The refusal of Fort Sumter to surrender and the subsequent shelling by South Carolinian authorities might have been the immediate cause of the American Civil War, but it had been a long time coming. In retrospect, the Missouri Compromise of 1820, the Mexican War of the mid 1840s, which opened up vast new tracts of land for settlement; the Compromise of 1850; the Kansas-Nebraska Act; the Dred Scott decision in 1857; and John Brown’s Raid in 1859 all edged, pushed, or shoved the nation towards an internal military war. The spark that lit the fuse was the election of Abraham Lincoln in November 1860, followed by the secession of several Southern states.
Documentation abounds. Few things occupied American minds in the 19th century like slavery. And Americans expressed their thoughts and deeds in diaries, letters, journals, newspapers, speeches, laws, and court decisions. Under the auspices of The Library of America, that documentation has been curated and published in four volumes collectively called The Civil War, edited by Brooks Simpson, Stephen Sears, and Aaron Sheehan-Dean. Each volume is devoted to a specific year; volume 1 is The Civil War: The First Year by Those Who Lived It.

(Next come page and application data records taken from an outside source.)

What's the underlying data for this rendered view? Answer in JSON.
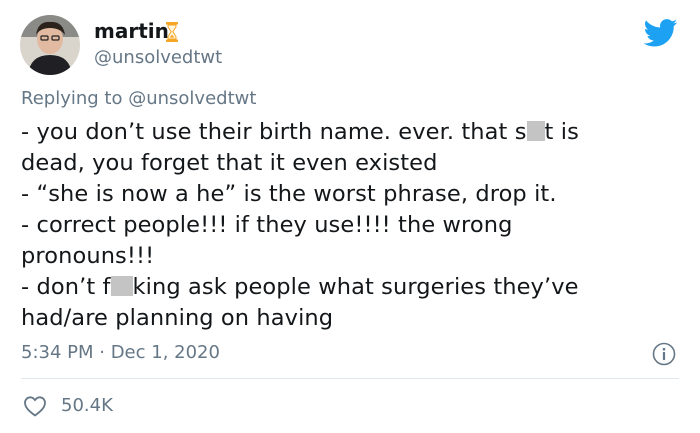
{
  "author": {
    "display_name": "martin",
    "handle": "@unsolvedtwt",
    "avatar_icon": "user-photo",
    "status_icon": "hourglass-icon"
  },
  "reply": {
    "prefix": "Replying to",
    "mention": "@unsolvedtwt"
  },
  "tweet_body": {
    "line1_a": "- you don’t use their birth name. ever. that s",
    "line1_b": "t is",
    "line2": "dead, you forget that it even existed",
    "line3": "- “she is now a he” is the worst phrase, drop it.",
    "line4": "- correct people!!! if they use!!!! the wrong",
    "line5": "pronouns!!!",
    "line6_a": "- don’t f",
    "line6_b": "king ask people what surgeries they’ve",
    "line7": "had/are planning on having"
  },
  "meta": {
    "timestamp": "5:34 PM · Dec 1, 2020"
  },
  "engagement": {
    "likes": "50.4K"
  },
  "colors": {
    "twitter_blue": "#1da1f2",
    "secondary_text": "#657786",
    "primary_text": "#14171a",
    "divider": "#e1e8ed",
    "hourglass": "#f5a623"
  }
}
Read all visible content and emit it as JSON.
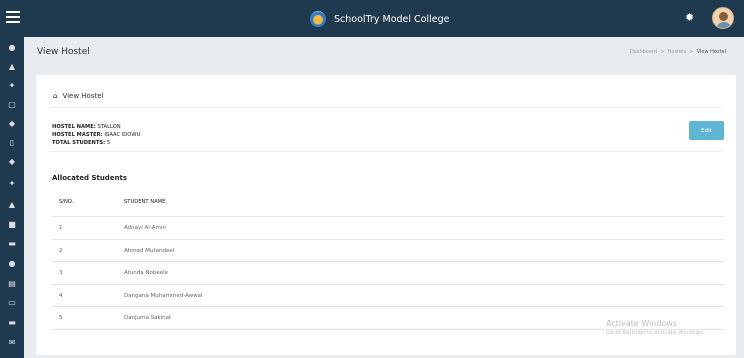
{
  "app": {
    "name": "SchoolTry Model College"
  },
  "icons": {
    "menu": "hamburger-menu-icon",
    "settings": "gear-icon",
    "home": "home-icon"
  },
  "sidebar": {
    "icons": [
      "dashboard-icon",
      "user-icon",
      "users-icon",
      "lock-icon",
      "tag-icon",
      "document-icon",
      "tag-icon",
      "users-group-icon",
      "user-single-icon",
      "file-icon",
      "card-icon",
      "circle-icon",
      "report-icon",
      "monitor-icon",
      "minus-icon",
      "mail-icon"
    ]
  },
  "page": {
    "title": "View Hostel",
    "breadcrumb": [
      "Dashboard",
      "Hostels",
      "View Hostel"
    ],
    "breadcrumb_sep": ">"
  },
  "card": {
    "title": "View Hostel",
    "edit_label": "Edit"
  },
  "hostel": {
    "name_label": "HOSTEL NAME:",
    "name": "STALLON",
    "master_label": "HOSTEL MASTER:",
    "master": "ISAAC IDOWU",
    "total_label": "TOTAL STUDENTS:",
    "total": "5"
  },
  "students": {
    "title": "Allocated Students",
    "columns": [
      "S/NO.",
      "STUDENT NAME"
    ],
    "rows": [
      [
        "1",
        "Adnayi Al-Amin"
      ],
      [
        "2",
        "Ahmed Mutandeel"
      ],
      [
        "3",
        "Atunda Nobeele"
      ],
      [
        "4",
        "Dangana Muhammed-Awwal"
      ],
      [
        "5",
        "Danjuma Sakinat"
      ]
    ]
  },
  "watermark": {
    "line1": "Activate Windows",
    "line2": "Go to Settings to activate Windows."
  }
}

The curated collection begins with an editorial in the Charleston (SC) Mercury on Nov. 3, 1860, asking what shall the South Carolina legislature do. It ends with a letter by Edwin Stanton, who became Lincoln’s Secretary of War, on Jan. 24, 1862, bluntly stating “This (federal) army has got to fight.”
In between are the thoughts, beliefs, hopes, and fears by Americans on both sides of the conflict, from Abraham Lincoln and Jefferson Davis, officers and soldiers in the field writing to each other and loved ones, to civilians back home, writing in letters and diaries. You read the responses to the Battle of Bull Run (Manassas), which was almost a Confederate defeat until it turned into a rout of the Union army, with soldiers fleeing back to Washington and fear gripping the federal capitol. You also read how, from the start, the Union army was grappling with the “contraband question,” which was what to do about slaves who had escaped to the Union armies. It was a question that dogged the federals all through the war. And you read the stirring writing of Frederick Douglass, during from the beginning that it be made a war over slavery: Lincoln initially focused on the idea of preserving the Union.
You see the strategic and tactical thoughts on people’s minds, and you see them dealing with the ordinary and mundane things of life. The reader has the benefit of hindsight; we know how this will end. But the people at the time did not, and both sides were determined to prevail.
Brooks Simpson is an author and Foundation Professor of History at Arizona State University. Stephen sears has published a biography of George McClellan and several individual battle histories. Aaron Sheehan-Dean is the Fred Frey Professor of History at Louisiana State University and the author of two Civil War histories.
The Civil War: The First Year by Those Who Lived It provides a considerable number of source documents for the first year of the war. It allows you to consider what people were thinking, believing, and experiencing. It’s an eye-opening and, at times, poignant read.
Top illustration: An artist’s drawing of the shelling of Fort Sumter.